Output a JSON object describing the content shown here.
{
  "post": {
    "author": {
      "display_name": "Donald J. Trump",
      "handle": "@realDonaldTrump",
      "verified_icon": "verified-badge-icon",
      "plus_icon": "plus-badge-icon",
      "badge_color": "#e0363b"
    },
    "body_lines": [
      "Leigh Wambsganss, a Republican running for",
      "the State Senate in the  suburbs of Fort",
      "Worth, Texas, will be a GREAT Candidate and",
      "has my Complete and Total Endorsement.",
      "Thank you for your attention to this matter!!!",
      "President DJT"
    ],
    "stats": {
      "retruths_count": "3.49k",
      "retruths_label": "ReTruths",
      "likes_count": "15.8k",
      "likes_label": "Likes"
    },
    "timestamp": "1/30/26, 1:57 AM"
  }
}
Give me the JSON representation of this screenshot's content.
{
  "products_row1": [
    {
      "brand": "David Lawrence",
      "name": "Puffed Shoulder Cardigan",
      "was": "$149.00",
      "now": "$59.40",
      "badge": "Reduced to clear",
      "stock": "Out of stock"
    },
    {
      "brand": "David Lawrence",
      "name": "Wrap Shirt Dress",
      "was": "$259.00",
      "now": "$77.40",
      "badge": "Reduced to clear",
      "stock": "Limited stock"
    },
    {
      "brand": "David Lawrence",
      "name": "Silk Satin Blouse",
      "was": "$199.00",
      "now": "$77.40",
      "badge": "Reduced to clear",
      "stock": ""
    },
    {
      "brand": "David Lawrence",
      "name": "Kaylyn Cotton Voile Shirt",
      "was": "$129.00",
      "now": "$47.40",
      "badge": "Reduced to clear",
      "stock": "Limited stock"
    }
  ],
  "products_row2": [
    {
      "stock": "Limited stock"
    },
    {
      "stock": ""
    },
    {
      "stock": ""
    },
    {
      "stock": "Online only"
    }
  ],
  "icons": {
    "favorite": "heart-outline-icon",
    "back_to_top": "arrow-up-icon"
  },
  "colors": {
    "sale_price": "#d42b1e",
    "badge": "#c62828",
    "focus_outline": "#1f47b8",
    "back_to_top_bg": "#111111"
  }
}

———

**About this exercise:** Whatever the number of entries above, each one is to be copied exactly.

**Result for this task:**
Output a JSON object describing the content shown here.
{
  "post": {
    "author": {
      "display_name": "Donald J. Trump",
      "handle": "@realDonaldTrump",
      "verified_icon": "verified-badge-icon",
      "plus_icon": "plus-badge-icon",
      "badge_color": "#e0363b"
    },
    "body_lines": [
      "Leigh Wambsganss, a Republican running for",
      "the State Senate in the  suburbs of Fort",
      "Worth, Texas, will be a GREAT Candidate and",
      "has my Complete and Total Endorsement.",
      "Thank you for your attention to this matter!!!",
      "President DJT"
    ],
    "stats": {
      "retruths_count": "3.49k",
      "retruths_label": "ReTruths",
      "likes_count": "15.8k",
      "likes_label": "Likes"
    },
    "timestamp": "1/30/26, 1:57 AM"
  }
}
Give me the JSON representation of this screenshot's content.
{
  "products_row1": [
    {
      "brand": "David Lawrence",
      "name": "Puffed Shoulder Cardigan",
      "was": "$149.00",
      "now": "$59.40",
      "badge": "Reduced to clear",
      "stock": "Out of stock"
    },
    {
      "brand": "David Lawrence",
      "name": "Wrap Shirt Dress",
      "was": "$259.00",
      "now": "$77.40",
      "badge": "Reduced to clear",
      "stock": "Limited stock"
    },
    {
      "brand": "David Lawrence",
      "name": "Silk Satin Blouse",
      "was": "$199.00",
      "now": "$77.40",
      "badge": "Reduced to clear",
      "stock": ""
    },
    {
      "brand": "David Lawrence",
      "name": "Kaylyn Cotton Voile Shirt",
      "was": "$129.00",
      "now": "$47.40",
      "badge": "Reduced to clear",
      "stock": "Limited stock"
    }
  ],
  "products_row2": [
    {
      "stock": "Limited stock"
    },
    {
      "stock": ""
    },
    {
      "stock": ""
    },
    {
      "stock": "Online only"
    }
  ],
  "icons": {
    "favorite": "heart-outline-icon",
    "back_to_top": "arrow-up-icon"
  },
  "colors": {
    "sale_price": "#d42b1e",
    "badge": "#c62828",
    "focus_outline": "#1f47b8",
    "back_to_top_bg": "#111111"
  }
}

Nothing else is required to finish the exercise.